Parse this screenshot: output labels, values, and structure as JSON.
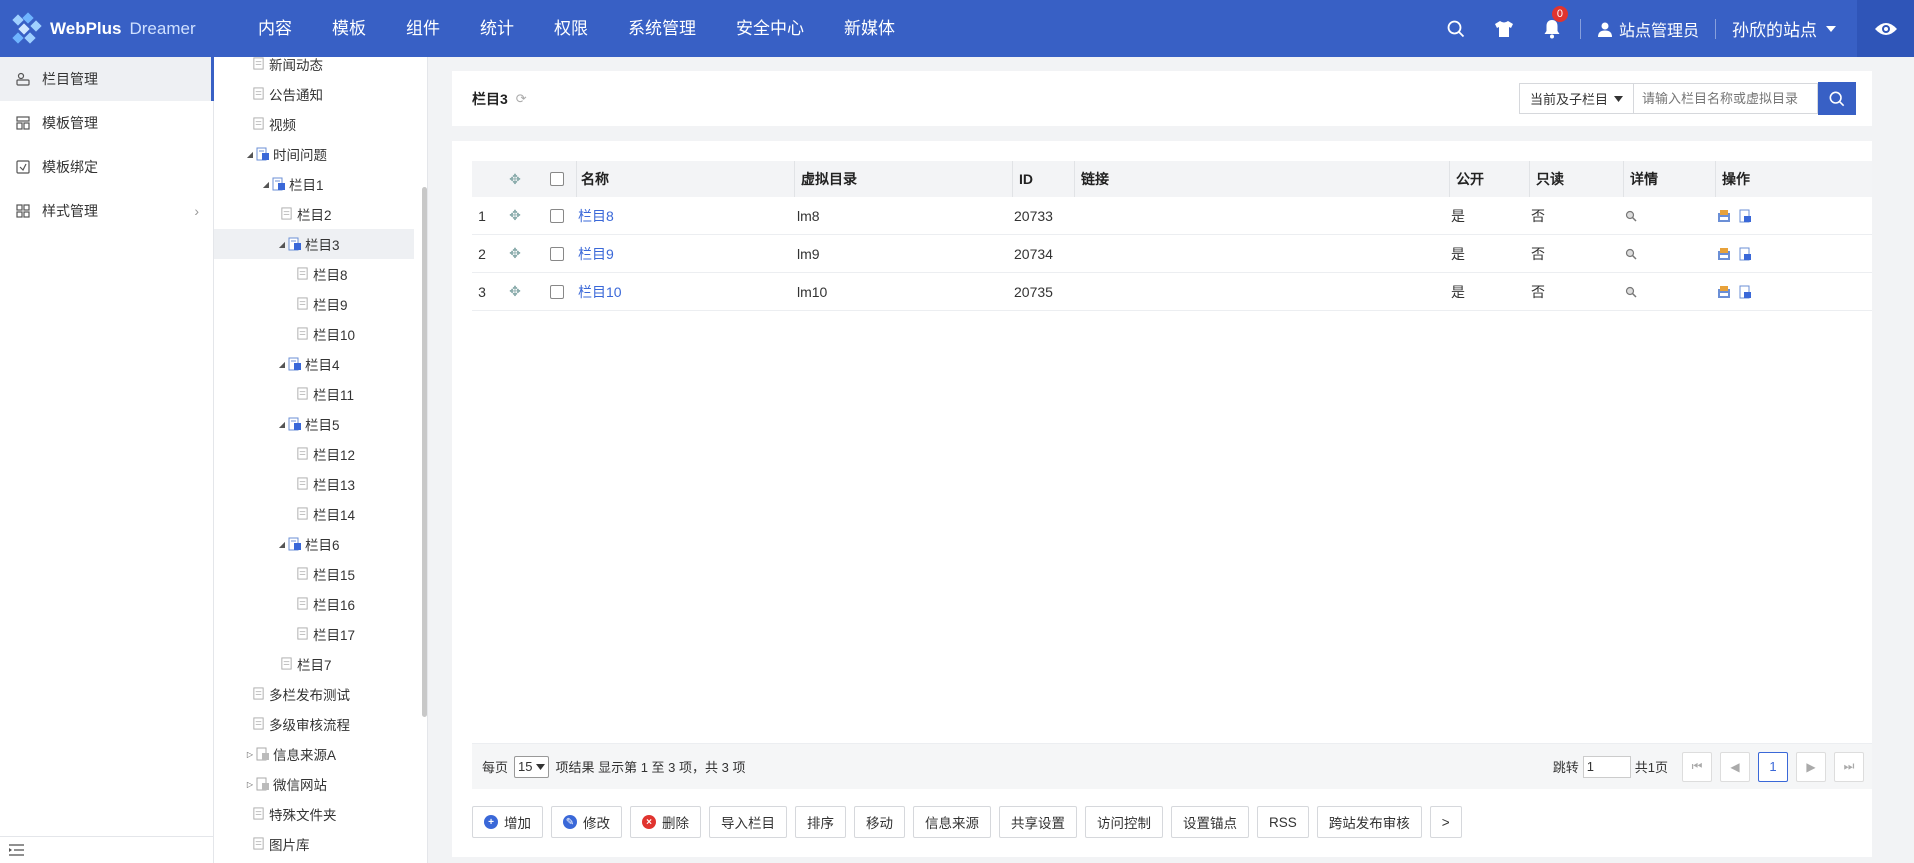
{
  "app": {
    "logo_text": "WebPlus",
    "logo_sub": "Dreamer"
  },
  "nav": [
    "内容",
    "模板",
    "组件",
    "统计",
    "权限",
    "系统管理",
    "安全中心",
    "新媒体"
  ],
  "topbar": {
    "notif_count": "0",
    "user_name": "站点管理员",
    "site_name": "孙欣的站点"
  },
  "sidebar": {
    "items": [
      {
        "label": "栏目管理",
        "icon": "column-icon"
      },
      {
        "label": "模板管理",
        "icon": "template-icon"
      },
      {
        "label": "模板绑定",
        "icon": "bind-icon"
      },
      {
        "label": "样式管理",
        "icon": "style-icon"
      }
    ]
  },
  "tree": [
    {
      "label": "新闻动态"
    },
    {
      "label": "公告通知"
    },
    {
      "label": "视频"
    },
    {
      "label": "时间问题"
    },
    {
      "label": "栏目1"
    },
    {
      "label": "栏目2"
    },
    {
      "label": "栏目3"
    },
    {
      "label": "栏目8"
    },
    {
      "label": "栏目9"
    },
    {
      "label": "栏目10"
    },
    {
      "label": "栏目4"
    },
    {
      "label": "栏目11"
    },
    {
      "label": "栏目5"
    },
    {
      "label": "栏目12"
    },
    {
      "label": "栏目13"
    },
    {
      "label": "栏目14"
    },
    {
      "label": "栏目6"
    },
    {
      "label": "栏目15"
    },
    {
      "label": "栏目16"
    },
    {
      "label": "栏目17"
    },
    {
      "label": "栏目7"
    },
    {
      "label": "多栏发布测试"
    },
    {
      "label": "多级审核流程"
    },
    {
      "label": "信息来源A"
    },
    {
      "label": "微信网站"
    },
    {
      "label": "特殊文件夹"
    },
    {
      "label": "图片库"
    }
  ],
  "header": {
    "title": "栏目3",
    "scope_select": "当前及子栏目",
    "search_placeholder": "请输入栏目名称或虚拟目录"
  },
  "table": {
    "columns": {
      "name": "名称",
      "dir": "虚拟目录",
      "id": "ID",
      "link": "链接",
      "public": "公开",
      "readonly": "只读",
      "detail": "详情",
      "ops": "操作"
    },
    "rows": [
      {
        "idx": "1",
        "name": "栏目8",
        "dir": "lm8",
        "id": "20733",
        "link": "",
        "public": "是",
        "readonly": "否"
      },
      {
        "idx": "2",
        "name": "栏目9",
        "dir": "lm9",
        "id": "20734",
        "link": "",
        "public": "是",
        "readonly": "否"
      },
      {
        "idx": "3",
        "name": "栏目10",
        "dir": "lm10",
        "id": "20735",
        "link": "",
        "public": "是",
        "readonly": "否"
      }
    ]
  },
  "pager": {
    "per_page_label": "每页",
    "per_page_value": "15",
    "result_text": "项结果 显示第 1 至 3 项，共 3 项",
    "jump_label": "跳转",
    "jump_value": "1",
    "total_pages": "共1页",
    "current_page": "1"
  },
  "actions": [
    "增加",
    "修改",
    "删除",
    "导入栏目",
    "排序",
    "移动",
    "信息来源",
    "共享设置",
    "访问控制",
    "设置锚点",
    "RSS",
    "跨站发布审核",
    ">"
  ],
  "colors": {
    "brand": "#3860c5",
    "link": "#3a68d8",
    "add": "#3a68d8",
    "edit": "#3a68d8",
    "delete": "#e0342f"
  }
}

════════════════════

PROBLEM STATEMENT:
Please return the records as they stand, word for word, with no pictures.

THE COMPLETED TASK:
Parse this screenshot: output labels, values, and structure as JSON.
{
  "app": {
    "logo_text": "WebPlus",
    "logo_sub": "Dreamer"
  },
  "nav": [
    "内容",
    "模板",
    "组件",
    "统计",
    "权限",
    "系统管理",
    "安全中心",
    "新媒体"
  ],
  "topbar": {
    "notif_count": "0",
    "user_name": "站点管理员",
    "site_name": "孙欣的站点"
  },
  "sidebar": {
    "items": [
      {
        "label": "栏目管理",
        "icon": "column-icon"
      },
      {
        "label": "模板管理",
        "icon": "template-icon"
      },
      {
        "label": "模板绑定",
        "icon": "bind-icon"
      },
      {
        "label": "样式管理",
        "icon": "style-icon"
      }
    ]
  },
  "tree": [
    {
      "label": "新闻动态"
    },
    {
      "label": "公告通知"
    },
    {
      "label": "视频"
    },
    {
      "label": "时间问题"
    },
    {
      "label": "栏目1"
    },
    {
      "label": "栏目2"
    },
    {
      "label": "栏目3"
    },
    {
      "label": "栏目8"
    },
    {
      "label": "栏目9"
    },
    {
      "label": "栏目10"
    },
    {
      "label": "栏目4"
    },
    {
      "label": "栏目11"
    },
    {
      "label": "栏目5"
    },
    {
      "label": "栏目12"
    },
    {
      "label": "栏目13"
    },
    {
      "label": "栏目14"
    },
    {
      "label": "栏目6"
    },
    {
      "label": "栏目15"
    },
    {
      "label": "栏目16"
    },
    {
      "label": "栏目17"
    },
    {
      "label": "栏目7"
    },
    {
      "label": "多栏发布测试"
    },
    {
      "label": "多级审核流程"
    },
    {
      "label": "信息来源A"
    },
    {
      "label": "微信网站"
    },
    {
      "label": "特殊文件夹"
    },
    {
      "label": "图片库"
    }
  ],
  "header": {
    "title": "栏目3",
    "scope_select": "当前及子栏目",
    "search_placeholder": "请输入栏目名称或虚拟目录"
  },
  "table": {
    "columns": {
      "name": "名称",
      "dir": "虚拟目录",
      "id": "ID",
      "link": "链接",
      "public": "公开",
      "readonly": "只读",
      "detail": "详情",
      "ops": "操作"
    },
    "rows": [
      {
        "idx": "1",
        "name": "栏目8",
        "dir": "lm8",
        "id": "20733",
        "link": "",
        "public": "是",
        "readonly": "否"
      },
      {
        "idx": "2",
        "name": "栏目9",
        "dir": "lm9",
        "id": "20734",
        "link": "",
        "public": "是",
        "readonly": "否"
      },
      {
        "idx": "3",
        "name": "栏目10",
        "dir": "lm10",
        "id": "20735",
        "link": "",
        "public": "是",
        "readonly": "否"
      }
    ]
  },
  "pager": {
    "per_page_label": "每页",
    "per_page_value": "15",
    "result_text": "项结果 显示第 1 至 3 项，共 3 项",
    "jump_label": "跳转",
    "jump_value": "1",
    "total_pages": "共1页",
    "current_page": "1"
  },
  "actions": [
    "增加",
    "修改",
    "删除",
    "导入栏目",
    "排序",
    "移动",
    "信息来源",
    "共享设置",
    "访问控制",
    "设置锚点",
    "RSS",
    "跨站发布审核",
    ">"
  ],
  "colors": {
    "brand": "#3860c5",
    "link": "#3a68d8",
    "add": "#3a68d8",
    "edit": "#3a68d8",
    "delete": "#e0342f"
  }
}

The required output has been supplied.